During our early March 2020 trip to Santa Fe, we walked from the Plaza to the Cathedral Basilica of Saint Francis of Assisi (more commonly known as Saint Francis Cathedral). One of the things we saw at the Cathedral was the 7 and 1/2-foot-tall statue of Saint Kateri Tekakwitha.
I grew up Catholic, so I had heard of Kateri Tekakwitha before viewing the statute in Santa Fe. For everyone who doesn’t know, she was the first Native American canonized as a saint. According to Catholic Online,
St. Kateri Tekakwitha is the first Native American to be recognized as a saint by the Catholic Church. She was born in 1656, in the Mohawk village of Ossernenon [in what is now central New York state]…
The website says her mother was Algonquin and her father was Mohawk and gives more details about her religious life.
At age 19, Kateri Tekakwitha converted to Catholicism, taking a vow of chastity and pledging to marry only Jesus Christ. Her decision was very unpopular [among her community]…to avoid persecution, she traveled to a Christian native community south of Montreal.
Kateri was very devout and was known for her steadfast devotion…just five years after her conversion to Catholicism, she became ill and passed away at age 24, on April 17, 1680.
Her name, Kateri, is the Mohawk form of Catherine, which she took from St. Catherine of Siena.
St. Kateri Tekakwitha was canonized by Pope Benedict XVI on Oct. 21, 2012. She is the patroness of ecology and the environment, people in exile and Native Americans.
Her feastday is July 14.
Wikipedia tells us the bronze statue of St. Kateri Tekakwitha in front of Saint Francis Cathedral was created by
Estella Loretto, a sculptor from the nearby Jemez Pueblo, and installed in August 2003. A plaque noting Kateri’s canonization was added in October 2012.
According the to the sculptor’s website,
Estella Loretto is currently the only Native American woman working in monumental bronze sculpting. She is recognized internationally as one of the finest sculptors living today…She has studied and trained with mentors including her mother, her grandmother, and most notably with Native American sculptor Allen Houser-Haozous.
Estella was commissioned by Most Rev. Michael J. Sheehan to create a monumental bronze statue of Saint Kateri, which has welcomed visitors at the entrance to Saint Francis Cathedral in Santa Fe, NM, since 2003.
The 2012 article “Long Journey to Sainthood” by Staci Matlock in the Santa Fe New Mexican explains the look of Loretto’s Kateri sculpture.
While other statues and paintings of Kateri show her in traditional Mohawk dress with two braids, Loretto envisioned her more in Pueblo style. In her statue, Kateri has loose flowing hair, kind eyes and is holding four feathers with a rosary. “She’s in Pueblo country,” Loretto said when the statue was unveiled in 2003. “I’m an artist. I have to do her the way she comes to me.”

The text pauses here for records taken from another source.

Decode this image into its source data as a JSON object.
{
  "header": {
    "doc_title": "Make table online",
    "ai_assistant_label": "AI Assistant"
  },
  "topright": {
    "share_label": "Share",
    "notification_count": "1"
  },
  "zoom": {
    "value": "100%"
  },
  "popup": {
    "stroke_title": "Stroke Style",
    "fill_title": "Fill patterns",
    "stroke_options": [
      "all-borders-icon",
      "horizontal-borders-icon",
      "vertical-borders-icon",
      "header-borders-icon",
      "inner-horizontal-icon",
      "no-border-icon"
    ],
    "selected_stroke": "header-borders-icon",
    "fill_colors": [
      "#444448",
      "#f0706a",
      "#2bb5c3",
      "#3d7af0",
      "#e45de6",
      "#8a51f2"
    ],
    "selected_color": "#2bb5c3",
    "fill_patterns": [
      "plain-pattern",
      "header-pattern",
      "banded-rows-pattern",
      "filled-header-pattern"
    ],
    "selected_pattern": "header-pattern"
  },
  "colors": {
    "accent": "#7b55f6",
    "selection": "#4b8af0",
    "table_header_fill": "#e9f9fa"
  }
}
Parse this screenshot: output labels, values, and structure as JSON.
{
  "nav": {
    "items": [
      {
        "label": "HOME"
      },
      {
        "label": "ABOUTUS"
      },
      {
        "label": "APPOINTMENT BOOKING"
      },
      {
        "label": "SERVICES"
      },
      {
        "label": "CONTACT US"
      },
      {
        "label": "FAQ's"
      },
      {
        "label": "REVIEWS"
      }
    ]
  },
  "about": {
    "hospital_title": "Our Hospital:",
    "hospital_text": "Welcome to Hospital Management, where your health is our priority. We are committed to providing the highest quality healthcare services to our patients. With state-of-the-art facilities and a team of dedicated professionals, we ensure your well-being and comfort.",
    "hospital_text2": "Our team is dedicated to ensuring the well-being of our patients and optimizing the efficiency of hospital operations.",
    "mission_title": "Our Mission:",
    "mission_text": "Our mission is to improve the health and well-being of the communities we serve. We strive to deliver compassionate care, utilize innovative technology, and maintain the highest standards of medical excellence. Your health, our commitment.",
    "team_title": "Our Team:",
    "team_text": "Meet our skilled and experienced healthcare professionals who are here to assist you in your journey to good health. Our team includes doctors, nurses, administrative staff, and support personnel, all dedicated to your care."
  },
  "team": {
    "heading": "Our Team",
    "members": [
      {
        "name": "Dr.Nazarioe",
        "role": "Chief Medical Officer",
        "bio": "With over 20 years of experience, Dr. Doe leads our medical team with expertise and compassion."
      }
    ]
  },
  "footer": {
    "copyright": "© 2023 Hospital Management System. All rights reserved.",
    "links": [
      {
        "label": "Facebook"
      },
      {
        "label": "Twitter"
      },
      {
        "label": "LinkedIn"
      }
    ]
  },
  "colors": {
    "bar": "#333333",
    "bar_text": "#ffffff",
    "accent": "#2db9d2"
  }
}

I’d often wondered why this station of Saint Kateri looked so different from other images I’d seen of her. Now I know!
I enjoyed visiting this statue and taking some photos of it. I hope if you ever travel to Santa Fe, you too can spend some time here.
I took the photos in this post.